The Symposium

Each year the Society organizes Symposia in the UK and the USA on an aspect of Ibn 'Arabi's work.

These international gatherings bring together people from many different fields and traditions, and include scholars, students, and anyone interested in what Ibn 'Arabi has to say. These events provide a unique opportunity for both speakers and listeners, specialists and non-specialists, to enrich their understanding of Ibn ‘Arabi’s teachings and their relevance today. The Society also encourages public seminars and lectures and can provide speakers on request.




MIAS Events

Annual General Meeting

Oxford, UK – 24th November, 2018

The Society's AGM will be held at the Friends Meeting House, 43 St. Giles, Oxford at 2.00 pm on Saturday 24th November. All are welcome.

Our speaker this year is Dr Rim Feriani. Her talk will be entitled:

"Ibn Arabi and Contemporary Literature in Dialogue"

AGENDA

2.00 pm Meeting
3.30 pm Tea
4.15 pm Talk by Rim Feriani, followed by discussion

It would be helpful if you could let us know if you are hoping to attend.  How to get there

About the Speaker

rim-feriani

Rim Feriani is a Lecturer in Arabic language at King's College, London. She has previously taught Arabic language and cultural studies at the University of Westminster where she completed her doctoral studies in 2016. Her doctoral thesis provides a hermeneutic reading of the concept of the Sacred in a selection of Postcolonial and Maghrebian texts. The originality of her thesis consists in exploring the symbolic as well as the ontological interplay between the literary texts of Tahar Ben Jelloun, Assia Djebar and Salman Rushdie and the Sufi Islamic heritage. Her main research interests are Sufi philosophy and Islamic tradition, Maghrebian and Postcolonial literatures, and modern philosophical hermeneutics. Her publications include "Sufi Symbols of the Sacred in L'Enfant de sable" in The Maghreb Review and "Reading Signs and Symbols with Abdelkhébir Khatibi: From the Body to the Text" in Abdelkébir Khatibi: Postcolonialism, Transnationalism and Culture in the Maghreb and Beyond.

Abstract of the talk

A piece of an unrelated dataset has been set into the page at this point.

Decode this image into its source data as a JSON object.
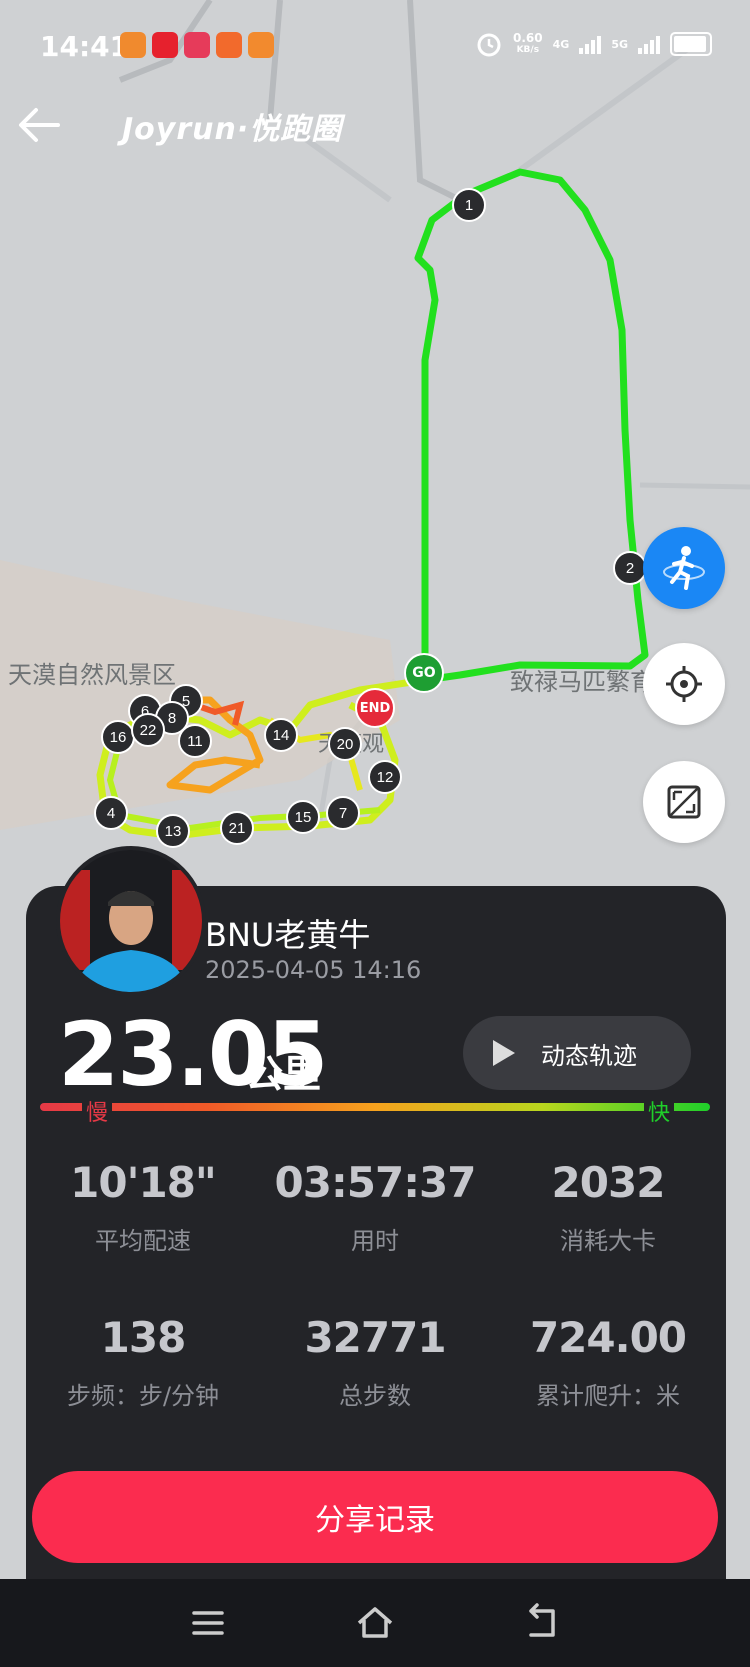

In The Study of Literature and Religion, David Jasper (1992: 28) describes the relationship between literature and religion as "unstable and fertile, uncertain and living". In this sense, Jasper stresses the idea that literature and religion are far from being two opposite fields of study, instead they yield themselves to a creative interplay. Taking Jasper's observation as my point of departure, I examine in this paper the "unstable" yet "fertile" interaction between two selected texts by Assia Djebar and Tahar Ben Jelloun and the Sufi Islamic heritage. I draw from the Sufi philosophy of Ibn 'Arabi since locating this paper within a Sufi conceptual and philosophical framework is essential, given the Islamic tradition with which, as I argue, the two writers creatively engage. My reading examines the Sufi and symbolic dimensions of the journeys of two fictional characters, Isma in Djebar's So Vast the Prison and Ahmed/Zahra in Ben Jelloun's The Sand Child. In So Vast the Prison, I demonstrate that Isma's quest for her Beloved parallels the Sufi experience of inner openings whereby her heart witnesses visions of a hidden realm. In a similar vein, I explore the ways in which Ahmed/Zahra crosses seven stages seeking what Ibn Arabi refers to in his works as 'The Hidden Treasure'.